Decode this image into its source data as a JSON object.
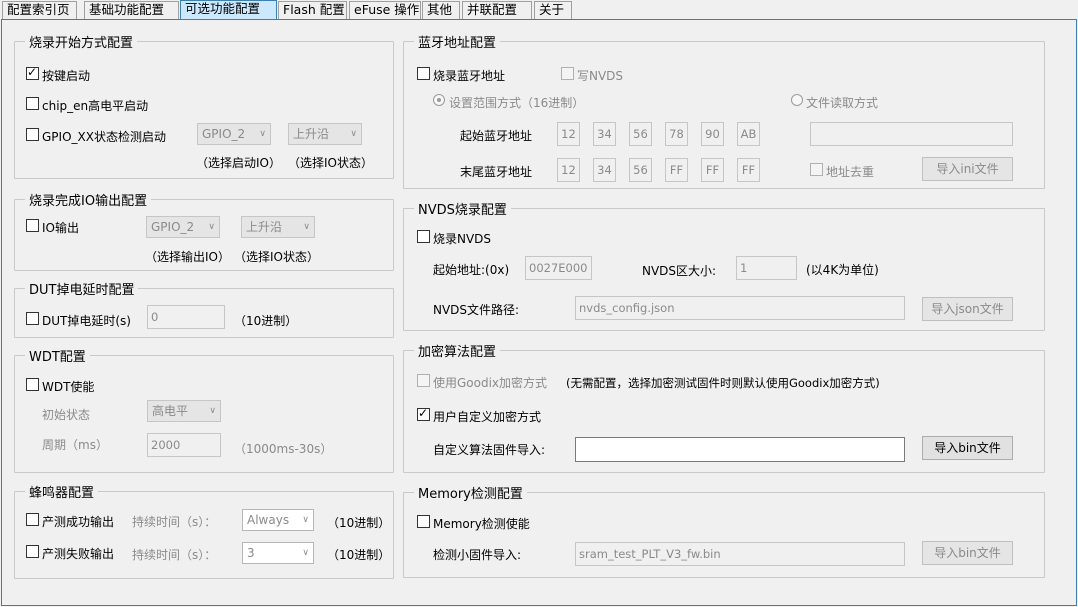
{
  "tabs": [
    {
      "label": "配置索引页"
    },
    {
      "label": "基础功能配置"
    },
    {
      "label": "可选功能配置"
    },
    {
      "label": "Flash 配置"
    },
    {
      "label": "eFuse 操作"
    },
    {
      "label": "其他"
    },
    {
      "label": "并联配置"
    },
    {
      "label": "关于"
    }
  ],
  "active_tab": "可选功能配置",
  "colors": {
    "accent": "#3c7fb1",
    "active_tab_bg": "#cce8ff"
  },
  "burn_start": {
    "title": "烧录开始方式配置",
    "key_start": "按键启动",
    "chip_en": "chip_en高电平启动",
    "gpio_detect": "GPIO_XX状态检测启动",
    "gpio_select": "GPIO_2",
    "state_select": "上升沿",
    "hint_io": "（选择启动IO）",
    "hint_state": "（选择IO状态）"
  },
  "io_output": {
    "title": "烧录完成IO输出配置",
    "io_out": "IO输出",
    "gpio_select": "GPIO_2",
    "state_select": "上升沿",
    "hint_io": "（选择输出IO）",
    "hint_state": "（选择IO状态）"
  },
  "dut": {
    "title": "DUT掉电延时配置",
    "label": "DUT掉电延时(s)",
    "value": "0",
    "hint": "（10进制）"
  },
  "wdt": {
    "title": "WDT配置",
    "enable": "WDT使能",
    "init_state_label": "初始状态",
    "init_state_value": "高电平",
    "period_label": "周期（ms）",
    "period_value": "2000",
    "period_hint": "（1000ms-30s）"
  },
  "buzzer": {
    "title": "蜂鸣器配置",
    "success": "产测成功输出",
    "fail": "产测失败输出",
    "duration_label": "持续时间（s）：",
    "success_value": "Always",
    "fail_value": "3",
    "hint": "（10进制）"
  },
  "bt": {
    "title": "蓝牙地址配置",
    "burn_addr": "烧录蓝牙地址",
    "write_nvds": "写NVDS",
    "range_mode": "设置范围方式（16进制）",
    "file_mode": "文件读取方式",
    "start_label": "起始蓝牙地址",
    "end_label": "末尾蓝牙地址",
    "start_bytes": [
      "12",
      "34",
      "56",
      "78",
      "90",
      "AB"
    ],
    "end_bytes": [
      "12",
      "34",
      "56",
      "FF",
      "FF",
      "FF"
    ],
    "file_path": "",
    "dedupe": "地址去重",
    "import_btn": "导入ini文件"
  },
  "nvds": {
    "title": "NVDS烧录配置",
    "burn": "烧录NVDS",
    "start_label": "起始地址:(0x)",
    "start_value": "0027E000",
    "size_label": "NVDS区大小:",
    "size_value": "1",
    "size_hint": "(以4K为单位)",
    "path_label": "NVDS文件路径:",
    "path_value": "nvds_config.json",
    "import_btn": "导入json文件"
  },
  "encrypt": {
    "title": "加密算法配置",
    "goodix": "使用Goodix加密方式",
    "goodix_hint": "(无需配置，选择加密测试固件时则默认使用Goodix加密方式)",
    "custom": "用户自定义加密方式",
    "fw_label": "自定义算法固件导入:",
    "fw_value": "",
    "import_btn": "导入bin文件"
  },
  "memory": {
    "title": "Memory检测配置",
    "enable": "Memory检测使能",
    "fw_label": "检测小固件导入:",
    "fw_value": "sram_test_PLT_V3_fw.bin",
    "import_btn": "导入bin文件"
  }
}
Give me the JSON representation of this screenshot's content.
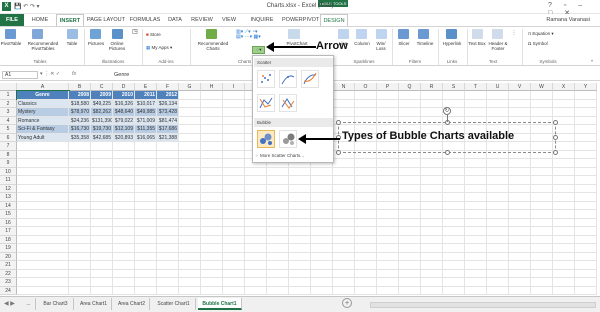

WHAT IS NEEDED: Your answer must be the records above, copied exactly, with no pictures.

ANSWER TO THE EXERCISE:
Decode this image into its source data as a JSON object.
{
  "tabs": [
    {
      "label": "配置索引页"
    },
    {
      "label": "基础功能配置"
    },
    {
      "label": "可选功能配置"
    },
    {
      "label": "Flash 配置"
    },
    {
      "label": "eFuse 操作"
    },
    {
      "label": "其他"
    },
    {
      "label": "并联配置"
    },
    {
      "label": "关于"
    }
  ],
  "active_tab": "可选功能配置",
  "colors": {
    "accent": "#3c7fb1",
    "active_tab_bg": "#cce8ff"
  },
  "burn_start": {
    "title": "烧录开始方式配置",
    "key_start": "按键启动",
    "chip_en": "chip_en高电平启动",
    "gpio_detect": "GPIO_XX状态检测启动",
    "gpio_select": "GPIO_2",
    "state_select": "上升沿",
    "hint_io": "（选择启动IO）",
    "hint_state": "（选择IO状态）"
  },
  "io_output": {
    "title": "烧录完成IO输出配置",
    "io_out": "IO输出",
    "gpio_select": "GPIO_2",
    "state_select": "上升沿",
    "hint_io": "（选择输出IO）",
    "hint_state": "（选择IO状态）"
  },
  "dut": {
    "title": "DUT掉电延时配置",
    "label": "DUT掉电延时(s)",
    "value": "0",
    "hint": "（10进制）"
  },
  "wdt": {
    "title": "WDT配置",
    "enable": "WDT使能",
    "init_state_label": "初始状态",
    "init_state_value": "高电平",
    "period_label": "周期（ms）",
    "period_value": "2000",
    "period_hint": "（1000ms-30s）"
  },
  "buzzer": {
    "title": "蜂鸣器配置",
    "success": "产测成功输出",
    "fail": "产测失败输出",
    "duration_label": "持续时间（s）：",
    "success_value": "Always",
    "fail_value": "3",
    "hint": "（10进制）"
  },
  "bt": {
    "title": "蓝牙地址配置",
    "burn_addr": "烧录蓝牙地址",
    "write_nvds": "写NVDS",
    "range_mode": "设置范围方式（16进制）",
    "file_mode": "文件读取方式",
    "start_label": "起始蓝牙地址",
    "end_label": "末尾蓝牙地址",
    "start_bytes": [
      "12",
      "34",
      "56",
      "78",
      "90",
      "AB"
    ],
    "end_bytes": [
      "12",
      "34",
      "56",
      "FF",
      "FF",
      "FF"
    ],
    "file_path": "",
    "dedupe": "地址去重",
    "import_btn": "导入ini文件"
  },
  "nvds": {
    "title": "NVDS烧录配置",
    "burn": "烧录NVDS",
    "start_label": "起始地址:(0x)",
    "start_value": "0027E000",
    "size_label": "NVDS区大小:",
    "size_value": "1",
    "size_hint": "(以4K为单位)",
    "path_label": "NVDS文件路径:",
    "path_value": "nvds_config.json",
    "import_btn": "导入json文件"
  },
  "encrypt": {
    "title": "加密算法配置",
    "goodix": "使用Goodix加密方式",
    "goodix_hint": "(无需配置，选择加密测试固件时则默认使用Goodix加密方式)",
    "custom": "用户自定义加密方式",
    "fw_label": "自定义算法固件导入:",
    "fw_value": "",
    "import_btn": "导入bin文件"
  },
  "memory": {
    "title": "Memory检测配置",
    "enable": "Memory检测使能",
    "fw_label": "检测小固件导入:",
    "fw_value": "sram_test_PLT_V3_fw.bin",
    "import_btn": "导入bin文件"
  }
}
Give me the JSON representation of this screenshot's content.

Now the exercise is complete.